◆ Provided material ◆
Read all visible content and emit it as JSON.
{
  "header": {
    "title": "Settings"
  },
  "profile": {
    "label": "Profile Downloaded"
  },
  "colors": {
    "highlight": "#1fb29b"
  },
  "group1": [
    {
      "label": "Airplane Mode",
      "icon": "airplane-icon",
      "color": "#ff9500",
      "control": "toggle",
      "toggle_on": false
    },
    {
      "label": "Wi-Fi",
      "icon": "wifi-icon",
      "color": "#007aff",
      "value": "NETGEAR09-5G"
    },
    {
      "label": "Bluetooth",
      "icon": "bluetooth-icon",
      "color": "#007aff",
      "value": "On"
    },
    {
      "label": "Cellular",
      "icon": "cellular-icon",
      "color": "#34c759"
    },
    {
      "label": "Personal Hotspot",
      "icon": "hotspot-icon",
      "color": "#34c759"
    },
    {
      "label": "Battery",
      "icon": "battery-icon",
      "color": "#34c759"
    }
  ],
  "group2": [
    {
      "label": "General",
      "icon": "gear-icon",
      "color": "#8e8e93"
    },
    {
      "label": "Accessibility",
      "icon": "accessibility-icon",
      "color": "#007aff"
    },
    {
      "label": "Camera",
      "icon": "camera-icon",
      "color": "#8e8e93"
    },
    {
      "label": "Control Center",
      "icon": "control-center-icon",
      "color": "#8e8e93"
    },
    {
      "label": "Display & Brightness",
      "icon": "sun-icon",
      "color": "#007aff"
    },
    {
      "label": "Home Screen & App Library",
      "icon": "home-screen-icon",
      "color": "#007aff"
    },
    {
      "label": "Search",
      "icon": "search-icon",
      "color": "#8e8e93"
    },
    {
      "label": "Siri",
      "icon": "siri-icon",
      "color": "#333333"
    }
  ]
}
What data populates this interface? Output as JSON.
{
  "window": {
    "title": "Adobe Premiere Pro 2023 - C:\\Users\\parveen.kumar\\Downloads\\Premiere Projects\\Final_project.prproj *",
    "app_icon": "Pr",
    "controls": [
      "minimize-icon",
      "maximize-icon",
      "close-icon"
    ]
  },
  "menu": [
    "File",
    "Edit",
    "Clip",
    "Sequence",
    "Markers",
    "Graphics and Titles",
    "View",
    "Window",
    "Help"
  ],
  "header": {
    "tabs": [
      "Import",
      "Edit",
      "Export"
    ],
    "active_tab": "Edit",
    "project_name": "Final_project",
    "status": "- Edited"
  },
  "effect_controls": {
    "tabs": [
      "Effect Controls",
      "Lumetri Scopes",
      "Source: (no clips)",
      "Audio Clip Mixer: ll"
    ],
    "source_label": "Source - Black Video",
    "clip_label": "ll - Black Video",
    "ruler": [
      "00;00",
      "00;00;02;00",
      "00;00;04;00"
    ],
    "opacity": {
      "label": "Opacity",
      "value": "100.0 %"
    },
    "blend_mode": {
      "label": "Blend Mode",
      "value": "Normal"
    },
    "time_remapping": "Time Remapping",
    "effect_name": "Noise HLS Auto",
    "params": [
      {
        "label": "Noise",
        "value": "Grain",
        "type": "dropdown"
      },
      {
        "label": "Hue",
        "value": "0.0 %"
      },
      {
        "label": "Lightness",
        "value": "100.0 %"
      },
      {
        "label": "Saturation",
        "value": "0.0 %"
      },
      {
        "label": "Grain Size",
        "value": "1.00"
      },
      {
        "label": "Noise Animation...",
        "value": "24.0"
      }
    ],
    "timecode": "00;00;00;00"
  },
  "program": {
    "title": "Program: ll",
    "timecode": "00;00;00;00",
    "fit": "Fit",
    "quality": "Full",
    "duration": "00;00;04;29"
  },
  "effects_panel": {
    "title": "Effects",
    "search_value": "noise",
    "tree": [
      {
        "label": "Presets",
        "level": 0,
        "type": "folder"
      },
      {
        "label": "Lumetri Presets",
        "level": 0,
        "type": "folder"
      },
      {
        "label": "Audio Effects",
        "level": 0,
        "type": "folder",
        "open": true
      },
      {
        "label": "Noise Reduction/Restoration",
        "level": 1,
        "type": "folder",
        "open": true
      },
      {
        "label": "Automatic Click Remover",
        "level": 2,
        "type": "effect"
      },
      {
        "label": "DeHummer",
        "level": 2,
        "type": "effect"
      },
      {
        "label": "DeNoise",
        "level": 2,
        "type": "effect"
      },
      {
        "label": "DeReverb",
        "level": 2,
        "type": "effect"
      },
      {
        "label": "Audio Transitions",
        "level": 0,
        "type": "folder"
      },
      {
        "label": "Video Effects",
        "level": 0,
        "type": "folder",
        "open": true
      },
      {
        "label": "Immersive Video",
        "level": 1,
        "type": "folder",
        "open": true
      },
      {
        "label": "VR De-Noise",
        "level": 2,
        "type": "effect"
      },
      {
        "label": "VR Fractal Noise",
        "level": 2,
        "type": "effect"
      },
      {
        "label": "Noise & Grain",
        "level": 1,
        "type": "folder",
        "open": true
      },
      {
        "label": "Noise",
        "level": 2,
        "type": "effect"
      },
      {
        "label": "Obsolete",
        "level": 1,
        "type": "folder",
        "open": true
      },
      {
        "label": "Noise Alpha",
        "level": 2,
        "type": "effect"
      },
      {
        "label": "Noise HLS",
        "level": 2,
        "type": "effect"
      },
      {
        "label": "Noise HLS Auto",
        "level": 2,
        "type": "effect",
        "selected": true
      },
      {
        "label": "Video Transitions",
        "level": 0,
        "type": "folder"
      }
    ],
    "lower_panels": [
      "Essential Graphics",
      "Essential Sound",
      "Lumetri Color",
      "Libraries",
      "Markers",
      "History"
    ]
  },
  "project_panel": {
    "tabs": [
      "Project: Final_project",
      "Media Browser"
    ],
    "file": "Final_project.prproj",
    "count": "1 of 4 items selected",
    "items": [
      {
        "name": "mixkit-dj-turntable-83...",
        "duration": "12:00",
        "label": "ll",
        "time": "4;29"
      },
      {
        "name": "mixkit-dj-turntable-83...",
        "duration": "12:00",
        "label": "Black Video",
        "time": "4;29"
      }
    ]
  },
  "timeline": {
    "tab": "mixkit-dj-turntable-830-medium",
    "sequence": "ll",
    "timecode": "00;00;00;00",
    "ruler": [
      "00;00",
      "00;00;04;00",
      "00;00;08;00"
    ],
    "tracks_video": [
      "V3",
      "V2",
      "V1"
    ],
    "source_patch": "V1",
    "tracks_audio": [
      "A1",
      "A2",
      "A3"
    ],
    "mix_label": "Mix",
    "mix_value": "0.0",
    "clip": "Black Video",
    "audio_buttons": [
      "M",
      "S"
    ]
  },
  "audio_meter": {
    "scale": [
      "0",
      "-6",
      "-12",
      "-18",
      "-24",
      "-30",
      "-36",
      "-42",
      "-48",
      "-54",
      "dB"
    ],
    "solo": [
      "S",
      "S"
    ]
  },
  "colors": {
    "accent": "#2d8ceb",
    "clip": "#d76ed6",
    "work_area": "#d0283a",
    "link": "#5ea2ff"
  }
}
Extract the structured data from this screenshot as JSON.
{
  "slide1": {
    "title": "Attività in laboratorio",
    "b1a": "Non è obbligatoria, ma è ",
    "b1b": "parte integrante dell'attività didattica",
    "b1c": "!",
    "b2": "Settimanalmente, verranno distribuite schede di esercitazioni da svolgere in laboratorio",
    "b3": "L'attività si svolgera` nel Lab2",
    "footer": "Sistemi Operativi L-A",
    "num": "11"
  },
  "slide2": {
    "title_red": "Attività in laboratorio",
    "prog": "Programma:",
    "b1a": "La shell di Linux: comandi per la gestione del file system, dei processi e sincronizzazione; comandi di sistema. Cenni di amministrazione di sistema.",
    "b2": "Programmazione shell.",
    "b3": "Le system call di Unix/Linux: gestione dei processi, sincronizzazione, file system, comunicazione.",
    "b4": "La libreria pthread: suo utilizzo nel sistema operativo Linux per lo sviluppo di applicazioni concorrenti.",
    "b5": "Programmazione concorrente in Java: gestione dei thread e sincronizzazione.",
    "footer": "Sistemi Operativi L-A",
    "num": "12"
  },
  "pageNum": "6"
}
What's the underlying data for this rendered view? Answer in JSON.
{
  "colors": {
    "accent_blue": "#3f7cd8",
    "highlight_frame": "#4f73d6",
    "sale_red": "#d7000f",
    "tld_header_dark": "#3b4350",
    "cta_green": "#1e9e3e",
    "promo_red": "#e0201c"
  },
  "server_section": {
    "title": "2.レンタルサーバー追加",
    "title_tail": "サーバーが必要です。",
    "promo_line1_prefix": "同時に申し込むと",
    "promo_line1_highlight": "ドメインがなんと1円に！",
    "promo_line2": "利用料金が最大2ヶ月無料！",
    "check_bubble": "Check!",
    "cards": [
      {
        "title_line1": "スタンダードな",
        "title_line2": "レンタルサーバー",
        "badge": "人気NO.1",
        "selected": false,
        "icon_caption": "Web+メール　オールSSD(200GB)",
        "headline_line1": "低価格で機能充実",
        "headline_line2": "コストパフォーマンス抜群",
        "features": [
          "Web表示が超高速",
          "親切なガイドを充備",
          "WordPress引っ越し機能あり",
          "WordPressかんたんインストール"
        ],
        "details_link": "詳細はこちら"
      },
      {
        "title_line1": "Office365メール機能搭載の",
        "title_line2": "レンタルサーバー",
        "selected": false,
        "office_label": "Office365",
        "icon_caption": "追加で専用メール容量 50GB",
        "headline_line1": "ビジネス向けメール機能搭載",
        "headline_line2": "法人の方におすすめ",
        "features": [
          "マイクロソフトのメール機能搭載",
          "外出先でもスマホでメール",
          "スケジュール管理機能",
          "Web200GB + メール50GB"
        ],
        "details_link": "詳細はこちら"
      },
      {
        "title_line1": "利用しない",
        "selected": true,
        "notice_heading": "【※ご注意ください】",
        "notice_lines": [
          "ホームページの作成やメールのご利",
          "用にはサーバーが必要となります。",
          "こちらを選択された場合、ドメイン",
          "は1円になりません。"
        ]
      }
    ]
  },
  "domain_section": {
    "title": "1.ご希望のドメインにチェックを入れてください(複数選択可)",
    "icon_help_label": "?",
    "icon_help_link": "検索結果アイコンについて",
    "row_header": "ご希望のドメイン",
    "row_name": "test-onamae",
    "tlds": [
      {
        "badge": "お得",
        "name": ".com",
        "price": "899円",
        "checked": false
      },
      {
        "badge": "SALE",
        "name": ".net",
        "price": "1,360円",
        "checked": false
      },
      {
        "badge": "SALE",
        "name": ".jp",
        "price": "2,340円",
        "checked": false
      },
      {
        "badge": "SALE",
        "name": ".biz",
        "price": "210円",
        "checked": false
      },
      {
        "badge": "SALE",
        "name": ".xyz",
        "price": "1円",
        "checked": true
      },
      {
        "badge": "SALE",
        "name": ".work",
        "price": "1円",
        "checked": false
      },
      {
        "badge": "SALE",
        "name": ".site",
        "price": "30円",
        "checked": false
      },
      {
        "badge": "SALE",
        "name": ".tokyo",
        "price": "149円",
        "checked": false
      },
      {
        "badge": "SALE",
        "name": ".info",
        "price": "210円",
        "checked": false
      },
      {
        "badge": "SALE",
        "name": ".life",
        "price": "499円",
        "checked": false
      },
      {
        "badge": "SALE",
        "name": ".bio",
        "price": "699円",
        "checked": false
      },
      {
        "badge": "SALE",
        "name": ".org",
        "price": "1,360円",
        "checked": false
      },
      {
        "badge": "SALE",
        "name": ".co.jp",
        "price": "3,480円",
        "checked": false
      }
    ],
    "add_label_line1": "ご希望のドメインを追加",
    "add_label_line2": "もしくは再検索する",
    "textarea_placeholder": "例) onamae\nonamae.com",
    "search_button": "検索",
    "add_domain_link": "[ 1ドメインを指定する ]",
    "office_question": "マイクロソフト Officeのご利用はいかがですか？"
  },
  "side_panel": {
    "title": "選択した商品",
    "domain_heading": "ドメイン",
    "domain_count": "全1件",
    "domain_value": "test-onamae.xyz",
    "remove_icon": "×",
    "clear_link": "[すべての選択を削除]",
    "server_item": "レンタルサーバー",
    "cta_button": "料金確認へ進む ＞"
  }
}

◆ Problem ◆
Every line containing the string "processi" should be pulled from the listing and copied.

◆ Exercise response ◆
    "b1a": "La shell di Linux: comandi per la gestione del file system, dei processi e sincronizzazione; comandi di sistema. Cenni di amministrazione di sistema.",
    "b3": "Le system call di Unix/Linux: gestione dei processi, sincronizzazione, file system, comunicazione.",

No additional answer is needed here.